■ SOURCE DATA
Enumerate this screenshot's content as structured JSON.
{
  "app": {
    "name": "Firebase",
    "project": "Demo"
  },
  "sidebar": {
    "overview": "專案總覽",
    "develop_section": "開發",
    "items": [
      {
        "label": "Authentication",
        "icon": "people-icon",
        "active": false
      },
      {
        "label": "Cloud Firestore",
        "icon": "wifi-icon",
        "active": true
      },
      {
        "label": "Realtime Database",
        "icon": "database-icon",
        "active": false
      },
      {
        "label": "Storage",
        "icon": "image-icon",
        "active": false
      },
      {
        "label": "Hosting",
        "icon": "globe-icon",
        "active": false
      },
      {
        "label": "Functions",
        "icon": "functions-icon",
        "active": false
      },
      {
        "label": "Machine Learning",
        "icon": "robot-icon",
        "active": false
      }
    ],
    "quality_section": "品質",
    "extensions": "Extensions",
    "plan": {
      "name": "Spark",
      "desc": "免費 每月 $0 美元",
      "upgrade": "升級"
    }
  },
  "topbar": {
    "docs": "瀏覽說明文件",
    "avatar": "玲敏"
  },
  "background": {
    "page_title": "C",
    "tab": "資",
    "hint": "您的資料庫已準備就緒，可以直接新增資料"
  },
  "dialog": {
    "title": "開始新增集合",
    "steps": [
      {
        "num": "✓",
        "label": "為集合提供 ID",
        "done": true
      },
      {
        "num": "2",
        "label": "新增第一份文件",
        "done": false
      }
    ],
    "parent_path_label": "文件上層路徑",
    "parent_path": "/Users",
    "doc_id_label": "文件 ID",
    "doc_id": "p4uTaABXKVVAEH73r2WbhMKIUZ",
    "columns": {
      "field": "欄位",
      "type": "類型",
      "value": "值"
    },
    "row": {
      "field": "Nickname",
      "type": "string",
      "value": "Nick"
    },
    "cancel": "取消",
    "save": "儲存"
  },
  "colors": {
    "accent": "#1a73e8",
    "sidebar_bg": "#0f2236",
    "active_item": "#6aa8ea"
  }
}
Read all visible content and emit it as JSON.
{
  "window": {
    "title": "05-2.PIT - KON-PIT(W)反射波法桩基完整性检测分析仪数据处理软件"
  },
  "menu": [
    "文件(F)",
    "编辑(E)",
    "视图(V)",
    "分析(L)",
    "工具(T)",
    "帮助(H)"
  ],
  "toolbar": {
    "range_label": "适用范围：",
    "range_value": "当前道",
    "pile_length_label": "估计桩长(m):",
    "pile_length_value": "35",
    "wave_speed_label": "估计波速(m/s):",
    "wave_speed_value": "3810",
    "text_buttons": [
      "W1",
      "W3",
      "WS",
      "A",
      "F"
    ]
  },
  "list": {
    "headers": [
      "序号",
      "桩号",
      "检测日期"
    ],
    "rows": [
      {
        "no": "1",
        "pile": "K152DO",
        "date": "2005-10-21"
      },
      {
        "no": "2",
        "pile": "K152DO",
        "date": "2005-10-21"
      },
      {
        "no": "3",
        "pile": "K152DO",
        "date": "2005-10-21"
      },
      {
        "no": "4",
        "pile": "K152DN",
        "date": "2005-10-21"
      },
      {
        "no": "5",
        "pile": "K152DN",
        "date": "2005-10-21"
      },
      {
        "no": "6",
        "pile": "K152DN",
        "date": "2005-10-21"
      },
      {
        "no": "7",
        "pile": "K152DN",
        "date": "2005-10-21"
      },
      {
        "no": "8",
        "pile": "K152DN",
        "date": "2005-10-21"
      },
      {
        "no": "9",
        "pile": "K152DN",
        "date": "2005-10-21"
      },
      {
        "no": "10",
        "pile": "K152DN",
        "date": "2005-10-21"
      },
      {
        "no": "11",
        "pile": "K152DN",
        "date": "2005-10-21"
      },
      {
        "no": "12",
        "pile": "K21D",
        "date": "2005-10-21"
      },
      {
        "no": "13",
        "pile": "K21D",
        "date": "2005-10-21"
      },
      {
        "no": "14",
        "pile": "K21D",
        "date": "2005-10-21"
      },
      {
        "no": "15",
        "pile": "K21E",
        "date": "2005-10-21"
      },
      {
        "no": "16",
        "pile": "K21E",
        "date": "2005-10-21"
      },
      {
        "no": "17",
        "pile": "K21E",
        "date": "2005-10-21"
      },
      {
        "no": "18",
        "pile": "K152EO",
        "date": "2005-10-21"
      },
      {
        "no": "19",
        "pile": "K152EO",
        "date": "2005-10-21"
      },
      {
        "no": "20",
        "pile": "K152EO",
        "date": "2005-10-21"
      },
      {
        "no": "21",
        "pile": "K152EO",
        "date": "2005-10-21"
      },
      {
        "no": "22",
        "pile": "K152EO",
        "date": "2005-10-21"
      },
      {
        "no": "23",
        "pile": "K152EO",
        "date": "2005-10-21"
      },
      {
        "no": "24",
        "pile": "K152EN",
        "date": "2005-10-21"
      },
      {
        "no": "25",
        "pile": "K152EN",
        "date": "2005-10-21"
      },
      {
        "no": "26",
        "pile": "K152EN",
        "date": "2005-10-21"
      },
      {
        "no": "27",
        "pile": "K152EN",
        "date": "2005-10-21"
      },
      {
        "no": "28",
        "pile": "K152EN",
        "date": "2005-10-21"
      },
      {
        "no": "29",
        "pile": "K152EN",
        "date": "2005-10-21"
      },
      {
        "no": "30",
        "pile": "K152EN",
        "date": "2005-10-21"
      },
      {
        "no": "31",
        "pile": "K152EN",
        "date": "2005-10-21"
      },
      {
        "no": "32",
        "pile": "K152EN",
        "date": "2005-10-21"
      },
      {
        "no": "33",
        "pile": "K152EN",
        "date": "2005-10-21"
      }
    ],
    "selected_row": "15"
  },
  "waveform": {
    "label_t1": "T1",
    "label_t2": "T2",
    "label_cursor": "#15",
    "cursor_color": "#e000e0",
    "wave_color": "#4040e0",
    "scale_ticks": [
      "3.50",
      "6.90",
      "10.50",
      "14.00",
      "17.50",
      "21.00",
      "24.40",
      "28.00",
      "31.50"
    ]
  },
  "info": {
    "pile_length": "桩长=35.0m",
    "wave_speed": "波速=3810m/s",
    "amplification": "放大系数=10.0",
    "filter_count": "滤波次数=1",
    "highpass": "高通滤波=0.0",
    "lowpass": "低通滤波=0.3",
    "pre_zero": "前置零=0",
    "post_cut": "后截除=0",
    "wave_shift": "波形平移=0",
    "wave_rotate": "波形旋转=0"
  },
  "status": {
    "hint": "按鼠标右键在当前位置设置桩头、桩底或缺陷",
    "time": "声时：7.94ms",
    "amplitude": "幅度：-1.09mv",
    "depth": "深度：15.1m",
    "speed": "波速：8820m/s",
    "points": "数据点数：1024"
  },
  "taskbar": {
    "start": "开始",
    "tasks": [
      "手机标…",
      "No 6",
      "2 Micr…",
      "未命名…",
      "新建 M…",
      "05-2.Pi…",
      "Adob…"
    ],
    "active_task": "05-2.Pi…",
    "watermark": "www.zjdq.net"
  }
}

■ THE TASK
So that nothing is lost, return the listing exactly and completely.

■ ANSWER BOX
Enumerate this screenshot's content as structured JSON.
{
  "app": {
    "name": "Firebase",
    "project": "Demo"
  },
  "sidebar": {
    "overview": "專案總覽",
    "develop_section": "開發",
    "items": [
      {
        "label": "Authentication",
        "icon": "people-icon",
        "active": false
      },
      {
        "label": "Cloud Firestore",
        "icon": "wifi-icon",
        "active": true
      },
      {
        "label": "Realtime Database",
        "icon": "database-icon",
        "active": false
      },
      {
        "label": "Storage",
        "icon": "image-icon",
        "active": false
      },
      {
        "label": "Hosting",
        "icon": "globe-icon",
        "active": false
      },
      {
        "label": "Functions",
        "icon": "functions-icon",
        "active": false
      },
      {
        "label": "Machine Learning",
        "icon": "robot-icon",
        "active": false
      }
    ],
    "quality_section": "品質",
    "extensions": "Extensions",
    "plan": {
      "name": "Spark",
      "desc": "免費 每月 $0 美元",
      "upgrade": "升級"
    }
  },
  "topbar": {
    "docs": "瀏覽說明文件",
    "avatar": "玲敏"
  },
  "background": {
    "page_title": "C",
    "tab": "資",
    "hint": "您的資料庫已準備就緒，可以直接新增資料"
  },
  "dialog": {
    "title": "開始新增集合",
    "steps": [
      {
        "num": "✓",
        "label": "為集合提供 ID",
        "done": true
      },
      {
        "num": "2",
        "label": "新增第一份文件",
        "done": false
      }
    ],
    "parent_path_label": "文件上層路徑",
    "parent_path": "/Users",
    "doc_id_label": "文件 ID",
    "doc_id": "p4uTaABXKVVAEH73r2WbhMKIUZ",
    "columns": {
      "field": "欄位",
      "type": "類型",
      "value": "值"
    },
    "row": {
      "field": "Nickname",
      "type": "string",
      "value": "Nick"
    },
    "cancel": "取消",
    "save": "儲存"
  },
  "colors": {
    "accent": "#1a73e8",
    "sidebar_bg": "#0f2236",
    "active_item": "#6aa8ea"
  }
}
Read all visible content and emit it as JSON.
{
  "window": {
    "title": "05-2.PIT - KON-PIT(W)反射波法桩基完整性检测分析仪数据处理软件"
  },
  "menu": [
    "文件(F)",
    "编辑(E)",
    "视图(V)",
    "分析(L)",
    "工具(T)",
    "帮助(H)"
  ],
  "toolbar": {
    "range_label": "适用范围：",
    "range_value": "当前道",
    "pile_length_label": "估计桩长(m):",
    "pile_length_value": "35",
    "wave_speed_label": "估计波速(m/s):",
    "wave_speed_value": "3810",
    "text_buttons": [
      "W1",
      "W3",
      "WS",
      "A",
      "F"
    ]
  },
  "list": {
    "headers": [
      "序号",
      "桩号",
      "检测日期"
    ],
    "rows": [
      {
        "no": "1",
        "pile": "K152DO",
        "date": "2005-10-21"
      },
      {
        "no": "2",
        "pile": "K152DO",
        "date": "2005-10-21"
      },
      {
        "no": "3",
        "pile": "K152DO",
        "date": "2005-10-21"
      },
      {
        "no": "4",
        "pile": "K152DN",
        "date": "2005-10-21"
      },
      {
        "no": "5",
        "pile": "K152DN",
        "date": "2005-10-21"
      },
      {
        "no": "6",
        "pile": "K152DN",
        "date": "2005-10-21"
      },
      {
        "no": "7",
        "pile": "K152DN",
        "date": "2005-10-21"
      },
      {
        "no": "8",
        "pile": "K152DN",
        "date": "2005-10-21"
      },
      {
        "no": "9",
        "pile": "K152DN",
        "date": "2005-10-21"
      },
      {
        "no": "10",
        "pile": "K152DN",
        "date": "2005-10-21"
      },
      {
        "no": "11",
        "pile": "K152DN",
        "date": "2005-10-21"
      },
      {
        "no": "12",
        "pile": "K21D",
        "date": "2005-10-21"
      },
      {
        "no": "13",
        "pile": "K21D",
        "date": "2005-10-21"
      },
      {
        "no": "14",
        "pile": "K21D",
        "date": "2005-10-21"
      },
      {
        "no": "15",
        "pile": "K21E",
        "date": "2005-10-21"
      },
      {
        "no": "16",
        "pile": "K21E",
        "date": "2005-10-21"
      },
      {
        "no": "17",
        "pile": "K21E",
        "date": "2005-10-21"
      },
      {
        "no": "18",
        "pile": "K152EO",
        "date": "2005-10-21"
      },
      {
        "no": "19",
        "pile": "K152EO",
        "date": "2005-10-21"
      },
      {
        "no": "20",
        "pile": "K152EO",
        "date": "2005-10-21"
      },
      {
        "no": "21",
        "pile": "K152EO",
        "date": "2005-10-21"
      },
      {
        "no": "22",
        "pile": "K152EO",
        "date": "2005-10-21"
      },
      {
        "no": "23",
        "pile": "K152EO",
        "date": "2005-10-21"
      },
      {
        "no": "24",
        "pile": "K152EN",
        "date": "2005-10-21"
      },
      {
        "no": "25",
        "pile": "K152EN",
        "date": "2005-10-21"
      },
      {
        "no": "26",
        "pile": "K152EN",
        "date": "2005-10-21"
      },
      {
        "no": "27",
        "pile": "K152EN",
        "date": "2005-10-21"
      },
      {
        "no": "28",
        "pile": "K152EN",
        "date": "2005-10-21"
      },
      {
        "no": "29",
        "pile": "K152EN",
        "date": "2005-10-21"
      },
      {
        "no": "30",
        "pile": "K152EN",
        "date": "2005-10-21"
      },
      {
        "no": "31",
        "pile": "K152EN",
        "date": "2005-10-21"
      },
      {
        "no": "32",
        "pile": "K152EN",
        "date": "2005-10-21"
      },
      {
        "no": "33",
        "pile": "K152EN",
        "date": "2005-10-21"
      }
    ],
    "selected_row": "15"
  },
  "waveform": {
    "label_t1": "T1",
    "label_t2": "T2",
    "label_cursor": "#15",
    "cursor_color": "#e000e0",
    "wave_color": "#4040e0",
    "scale_ticks": [
      "3.50",
      "6.90",
      "10.50",
      "14.00",
      "17.50",
      "21.00",
      "24.40",
      "28.00",
      "31.50"
    ]
  },
  "info": {
    "pile_length": "桩长=35.0m",
    "wave_speed": "波速=3810m/s",
    "amplification": "放大系数=10.0",
    "filter_count": "滤波次数=1",
    "highpass": "高通滤波=0.0",
    "lowpass": "低通滤波=0.3",
    "pre_zero": "前置零=0",
    "post_cut": "后截除=0",
    "wave_shift": "波形平移=0",
    "wave_rotate": "波形旋转=0"
  },
  "status": {
    "hint": "按鼠标右键在当前位置设置桩头、桩底或缺陷",
    "time": "声时：7.94ms",
    "amplitude": "幅度：-1.09mv",
    "depth": "深度：15.1m",
    "speed": "波速：8820m/s",
    "points": "数据点数：1024"
  },
  "taskbar": {
    "start": "开始",
    "tasks": [
      "手机标…",
      "No 6",
      "2 Micr…",
      "未命名…",
      "新建 M…",
      "05-2.Pi…",
      "Adob…"
    ],
    "active_task": "05-2.Pi…",
    "watermark": "www.zjdq.net"
  }
}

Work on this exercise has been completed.